US5423260 *Sep 22, 1993Jun 13, 1995Rockwell International CorporationDevice for heating a printed web for a printing press
US6107614 *Nov 19, 1998Aug 22, 2000Hed International Inc.Continuous microwave furnace having a plurality of furnace modules forming an improved heating configuration
US6320370Nov 19, 1999Nov 20, 2001Mts Systems CorporationCircuit with improved dynamic response for measuring current in pulse width modulated amplifiers
US6532683Apr 20, 2001Mar 18, 2003Bgf Industries, Inc.Drying method for woven glass fabric
US6534967Sep 29, 2000Mar 18, 2003Mts Systems CorporationDual totem current sensor for measuring load current in an H-bridge power stage
US7568251Dec 28, 2006Aug 4, 2009Kimberly-Clark Worldwide, Inc.Process for dyeing a textile web
US7674300Dec 28, 2006Mar 9, 2010Kimberly-Clark Worldwide, Inc.Process for dyeing a textile web
US7740666Dec 28, 2006Jun 22, 2010Kimberly-Clark Worldwide, Inc.Process for dyeing a textile web
US8182552May 22, 2012Kimberly-Clark Worldwide, Inc.Process for dyeing a textile web
US8632613Dec 27, 2007Jan 21, 2014Kimberly-Clark Worldwide, Inc.Process for applying one or more treatment agents to a textile web
US20080063806 *Sep 8, 2006Mar 13, 2008Kimberly-Clark Worldwide, Inc.Processes for curing a polymeric coating composition using microwave irradiation
US20080155764 *Dec 28, 2006Jul 3, 2008Kimberly-Clark Worldwide, Inc.Process for dyeing a textile web
US20080155766 *Jul 12, 2007Jul 3, 2008Kimberly-Clark Worldwide, Inc.Process for dyeing a textile web
US20080156428 *Jul 12, 2007Jul 3, 2008Kimberly-Clark Worldwide, Inc.Process For Bonding Substrates With Improved Microwave Absorbing Compositions
US20080157442 *Jul 12, 2007Jul 3, 2008Kimberly-Clark Worldwide, Inc.Process For Cutting Textile Webs With Improved Microwave Absorbing Compositions

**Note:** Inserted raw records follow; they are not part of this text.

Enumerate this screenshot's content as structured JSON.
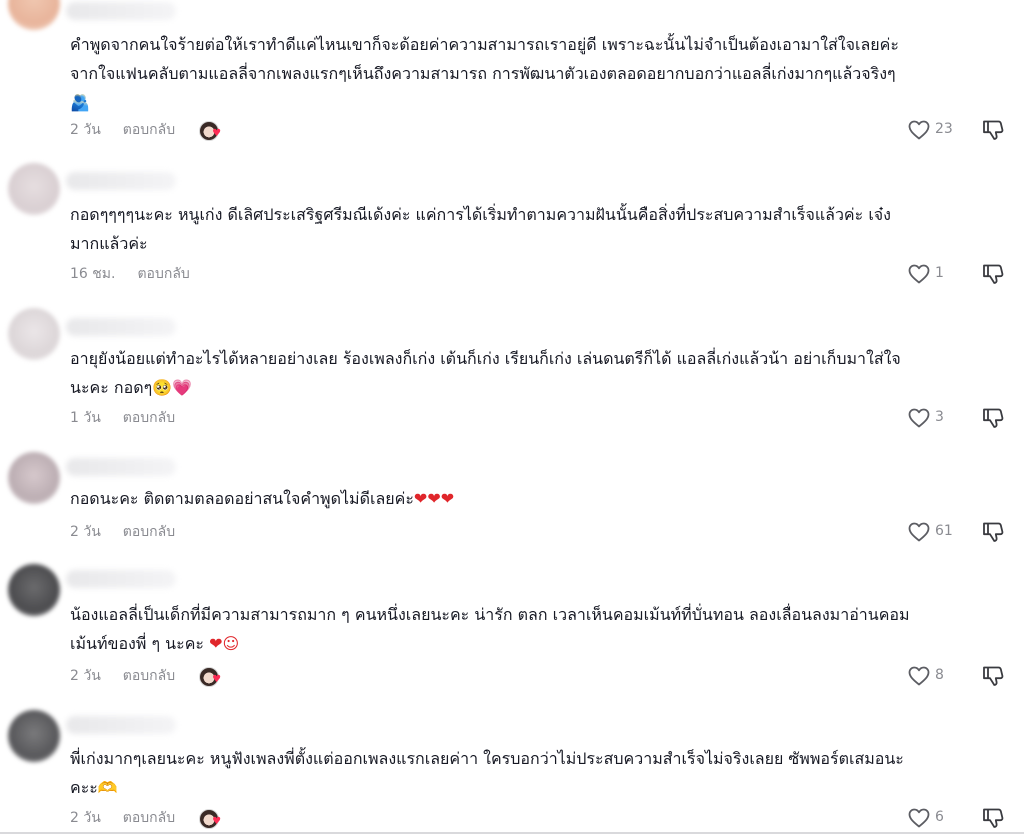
{
  "reply_label": "ตอบกลับ",
  "comments": [
    {
      "text_line1": "คำพูดจากคนใจร้ายต่อให้เราทำดีแค่ไหนเขาก็จะด้อยค่าความสามารถเราอยู่ดี เพราะฉะนั้นไม่จำเป็นต้องเอามาใส่ใจเลยค่ะ",
      "text_line2": "จากใจแฟนคลับตามแอลลี่จากเพลงแรกๆเห็นถึงความสามารถ การพัฒนาตัวเองตลอดอยากบอกว่าแอลลี่เก่งมากๆแล้วจริงๆ",
      "emoji": "🫂",
      "time": "2 วัน",
      "likes": "23",
      "creator_liked": true
    },
    {
      "text_line1": "กอดๆๆๆๆนะคะ หนูเก่ง ดีเลิศประเสริฐศรีมณีเด้งค่ะ แค่การได้เริ่มทำตามความฝันนั้นคือสิ่งที่ประสบความสำเร็จแล้วค่ะ เจ๋ง",
      "text_line2": "มากแล้วค่ะ",
      "time": "16 ชม.",
      "likes": "1",
      "creator_liked": false
    },
    {
      "text_line1": "อายุยังน้อยแต่ทำอะไรได้หลายอย่างเลย ร้องเพลงก็เก่ง เต้นก็เก่ง เรียนก็เก่ง เล่นดนตรีก็ได้ แอลลี่เก่งแล้วน้า อย่าเก็บมาใส่ใจ",
      "text_line2": "นะคะ กอดๆ",
      "emoji": "🥺💗",
      "time": "1 วัน",
      "likes": "3",
      "creator_liked": false
    },
    {
      "text_line1": "กอดนะคะ ติดตามตลอดอย่าสนใจคำพูดไม่ดีเลยค่ะ",
      "emoji": "❤❤❤",
      "time": "2 วัน",
      "likes": "61",
      "creator_liked": false
    },
    {
      "text_line1": "น้องแอลลี่เป็นเด็กที่มีความสามารถมาก ๆ คนหนึ่งเลยนะคะ น่ารัก ตลก เวลาเห็นคอมเม้นท์ที่บั่นทอน ลองเลื่อนลงมาอ่านคอม",
      "text_line2": "เม้นท์ของพี่ ๆ นะคะ",
      "emoji": "❤☺",
      "time": "2 วัน",
      "likes": "8",
      "creator_liked": true
    },
    {
      "text_line1": "พี่เก่งมากๆเลยนะคะ หนูฟังเพลงพี่ตั้งแต่ออกเพลงแรกเลยค่าา ใครบอกว่าไม่ประสบความสำเร็จไม่จริงเลยย ซัพพอร์ตเสมอนะ",
      "text_line2": "คะะ",
      "emoji": "🫶",
      "time": "2 วัน",
      "likes": "6",
      "creator_liked": true
    }
  ],
  "colors": {
    "text": "#161823",
    "meta": "#8a8b91",
    "accent": "#fe2c55"
  }
}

US20090165223 *Dec 27, 2007Jul 2, 2009Kimberly-Clark Worldwide, Inc.Process for applying one or more treatment agents to a textile web

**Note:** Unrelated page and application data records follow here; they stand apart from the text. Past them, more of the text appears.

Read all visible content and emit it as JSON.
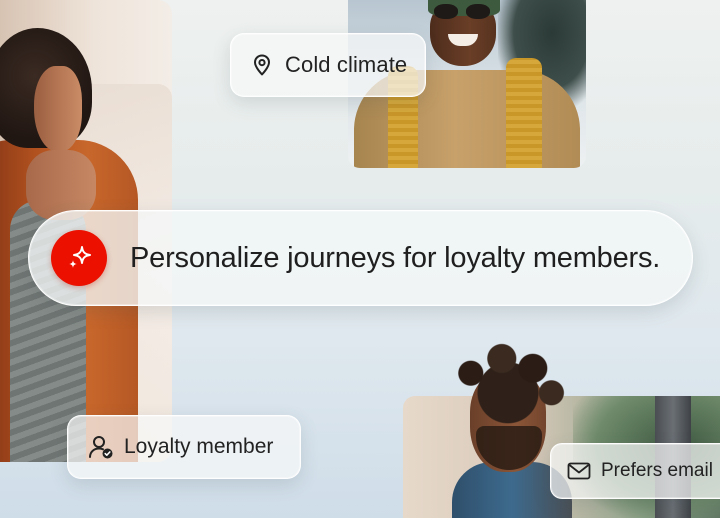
{
  "tags": {
    "location": {
      "label": "Cold climate",
      "icon": "location-pin-icon"
    },
    "membership": {
      "label": "Loyalty member",
      "icon": "user-check-icon"
    },
    "contact": {
      "label": "Prefers email",
      "icon": "mail-icon"
    }
  },
  "prompt": {
    "text": "Personalize journeys for loyalty members.",
    "icon": "sparkle-icon",
    "accent_color": "#EB1000"
  },
  "photos": [
    {
      "subject": "woman in orange jacket"
    },
    {
      "subject": "man in beanie and scarf"
    },
    {
      "subject": "man with curly hair"
    }
  ]
}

WO1994016276A1 *Jan 11, 1994Jul 21, 1994Gerhard KlemmDrier for printed material webs
Classifications
U.S. Classification34/259, 219/700, 34/68, 34/147
International ClassificationF26B3/34, F26B13/00

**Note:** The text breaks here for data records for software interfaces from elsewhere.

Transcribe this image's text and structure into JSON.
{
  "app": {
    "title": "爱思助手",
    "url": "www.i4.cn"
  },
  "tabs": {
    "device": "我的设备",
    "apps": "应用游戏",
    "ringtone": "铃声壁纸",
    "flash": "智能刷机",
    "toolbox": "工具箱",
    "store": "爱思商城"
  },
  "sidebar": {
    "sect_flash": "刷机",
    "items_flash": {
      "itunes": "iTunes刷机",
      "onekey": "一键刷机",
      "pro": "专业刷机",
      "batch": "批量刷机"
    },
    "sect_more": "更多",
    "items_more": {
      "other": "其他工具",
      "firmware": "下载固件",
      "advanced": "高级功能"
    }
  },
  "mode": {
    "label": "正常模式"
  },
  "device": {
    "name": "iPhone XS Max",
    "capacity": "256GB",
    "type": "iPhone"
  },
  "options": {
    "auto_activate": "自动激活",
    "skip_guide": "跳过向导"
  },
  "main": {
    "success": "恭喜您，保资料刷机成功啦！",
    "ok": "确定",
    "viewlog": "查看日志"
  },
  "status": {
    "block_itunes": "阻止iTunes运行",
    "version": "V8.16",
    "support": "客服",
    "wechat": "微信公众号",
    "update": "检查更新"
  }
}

Cooperative ClassificationF26B3/343, F26B13/006
European ClassificationF26B3/34B, F26B13/00G
Legal Events
DateCodeEventDescription
Apr 16, 1981ASAssignment
Owner name: ICHIKIN, LTD., THE, 673-1, NOMURA-CHO, KUSATSU-SHI
Free format text: ASSIGNMENT OF ASSIGNORS INTEREST.;ASSIGNOR:KAWAGUCHI, BUNSHIRO;REEL/FRAME:003879/0555
Effective date: 19810403
Owner name: ICHIKIN, LTD., THE, A CORP. OF JAPAN, JAPAN
Free format text: ASSIGNMENT OF ASSIGNORS INTEREST;ASSIGNOR:KAWAGUCHI, BUNSHIRO;REEL/FRAME:003879/0555
Effective date: 19810403
Apr 14, 1986FPAYFee payment
Year of fee payment: 4
Jan 5, 1990FPAYFee payment
Year of fee payment: 8
Aug 2, 1994REMIMaintenance fee reminder mailed
Dec 25, 1994LAPSLapse for failure to pay maintenance fees
Mar 7, 1995FPExpired due to failure to pay maintenance fee
Effective date: 19951228